Thank goodness for Circuit Attorney Kim Gardner.
In a letter sent this week, Gardner called out those men, Police Chief John Hayden and Public Safety Director Jimmie Edwards, accusing their department of obstructing her investigation into the killing of Officer Katlyn Alix by Officer Nathaniel Hendren.
Gardner described how her office was being blocked in trying to get samples of Hendren’s blood. Department policy requires immediate drug and alcohol testing for officers involved in shootings. As of Wednesday, six days after the shooting, Hayden still would not say whether Hendren and his partner, whose name Hayden still refuses to release, were tested.
In her letter, Gardner called it an “obstructionist tactic to prevent us from understanding the state of the officers during the commission of this alleged crime.”
Gardner also called out Hayden for giving false statements to the public the night Officer Hendren allegedly killed Officer Alix.
That night, Hayden told reporters that Alix’s death was “accidental”. And later that day in a press release, Hayden said the officers “mishandled” a weapon accidentally killing Alix. Those statements now appear to be misinformed, at best. Lies intended to mislead, at worst.
“In my opinion, it is completely inappropriate for investigators to approach a crime scene that early in the investigation with a pre-disposed conclusion about the potential outcome of the case,” Gardner wrote.
“The labeling of any criminal incident as an accident prior to a full investigation is a violation of our duty as objective fact finders,” she reminded Hayden and Edwards.
For his part, Edwards vigorously defended the department he oversees. “To suggest that an officer is engaging in any obstruction of justice is ludicrous,” Edwards said, apparently giving his own pre-disposed conclusion.
He argued, as have his many predecessors, that there is not systemic corruption or a dangerous culture within the St. Louis Metropolitan Police Department, but rather just a few bad apples.
“There is not a social pattern of dysfunctionality in the St. Louis police department,” Edwards told reporters Tuesday. “We have an excellent police department. We ask them to go out and do a very difficult job every single day. And you know what? Most of them do it well.”
Most, yes. But many don’t. And it is the job of both Edwards and Hayden to weed out the violent, the corrupt, the cowardly, and the criminal from the ranks, not to defend or protect them.

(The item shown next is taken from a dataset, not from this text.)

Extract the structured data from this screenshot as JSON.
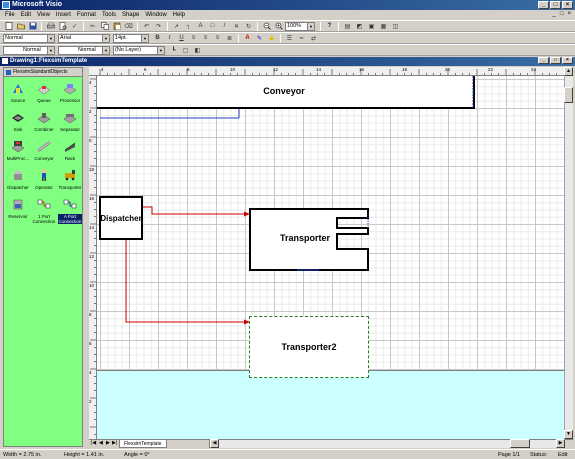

You can never solve a problem until you first admit you have a problem. Jimmie Edwards and John Hayden have yet to take that important first step, even as their officers are beating and killing each other.